If you need to go outside and temperatures are high, pediatricians say there are a few things you can do to keep your child safe.

  • Dress a child appropriately. Loose clothes, lightweight fabrics and lighter colors are best for staying cool, Zaslow says.

  • Push the hydration. "Make sure your child is drinking throughout the day," Zaslow says. If getting a child to have water is tough on a typical day, she suggests putting fruit in their water for flavoring, offering foods with high water content (like watermelon and cucumbers) and encouraging them to drink through a straw. "Kids tend to drink more through a straw," she explains. It's also important to encourage children to drink throughout the day — not just when they become thirsty, Kelley Miller, injury prevention coordinator at Helen DeVos Children's Hospital, tells Yahoo Life.

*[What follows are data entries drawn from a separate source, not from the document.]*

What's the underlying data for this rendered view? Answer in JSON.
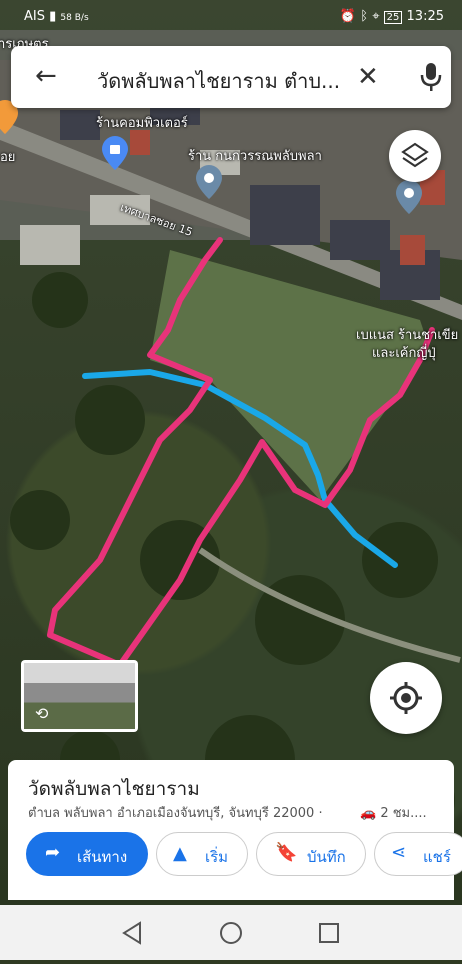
{
  "statusbar": {
    "carrier": "AIS",
    "net_speed": "58 B/s",
    "battery": "25",
    "time": "13:25"
  },
  "search": {
    "query": "วัดพลับพลาไชยาราม ตำบ..."
  },
  "map": {
    "labels": [
      "ารเกษตร",
      "ร้านคอมพิวเตอร์",
      "ร้าน กนกวรรณพลับพลา",
      "เทศบาลซอย 15",
      "เบแนส ร้านชาเขีย",
      "และเค้กญี่ปุ่",
      "อย"
    ]
  },
  "place": {
    "title": "วัดพลับพลาไชยาราม",
    "address": "ตำบล พลับพลา อำเภอเมืองจันทบุรี, จันทบุรี 22000 ·",
    "drive_time": "2 ชม...."
  },
  "actions": {
    "directions": "เส้นทาง",
    "start": "เริ่ม",
    "save": "บันทึก",
    "share": "แชร์"
  },
  "colors": {
    "accent": "#1a73e8",
    "pink_route": "#e8337a",
    "blue_route": "#1aa8e8"
  }
}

  • Feel surfaces before allowing a child to touch them. Car seat buckles and railings can get incredibly hot in extreme temperatures, Ganjian points out. "Touch the surfaces first to make sure they won't burn your child," he says.

  • Take a cool shower or bath. If a child seems hot or there's no air conditioning, Miller recommends cooling off with a cold or lukewarm shower or bath.

  • Try to avoid peak heat hours. "You want to limit outdoor activities to times when it's coolest," Zaslow says. Miller adds that "playing in early morning or evening hours and avoiding strenuous activity between the sun’s hottest hours of 10 a.m. to 4 p.m. is best."

  • Avoid the playground when it's especially hot. Many older playgrounds are on or around asphalt surfaces, which can reflect heat and feel hotter than other areas, Zaslow says. The equipment itself can be problematic, too. "Surfaces that absorb heat, like slides and other metal equipment, have recorded temperatures up to 189 degrees which is hot enough to burn hands and feet," Miller says.

  • Slather on sunscreen. Not only will sunscreen protect a child's skin, it can help keep them cool. "If you get sunburned, it's harder to cool your body down," Zaslow says.

  • Lock car doors when a vehicle isn't in use. Temperatures inside a parked car can quickly soar, creating a dangerous environment for children, Ganjian says. "Make sure whenever you park your car in a driveway, the doors are locked," he says. "Kids like to play in cars and could get trapped inside."

  • Try to spend time in water. "Anything with water is great," Zaslow says, who encourages families visiting the beach to get in the water — not just be around it.

The AAP recommends keeping an eye out for the following signs of heat illness in a child:

  • Feeling faint

  • Extreme tiredness

  • Headache

  • Fever

  • Intense thirst

  • Not urinating for many hours

  • Nausea

  • Vomiting

  • Breathing faster or deeper than normal

  • Skin numbness or tingling

  • Muscle aches

As for how long is too long to play outside in higher temperatures, Ganjian says it really depends on the heat index and how well a child seems to tolerate the weather. "If your child looks hot — they have pink cheeks, are very sweaty or are getting more fussy than usual — those are signs that your child is overheating," he says. "You need to get them in air conditioning if that happens."

This article was originally published on July 10, 2023 and has been updated.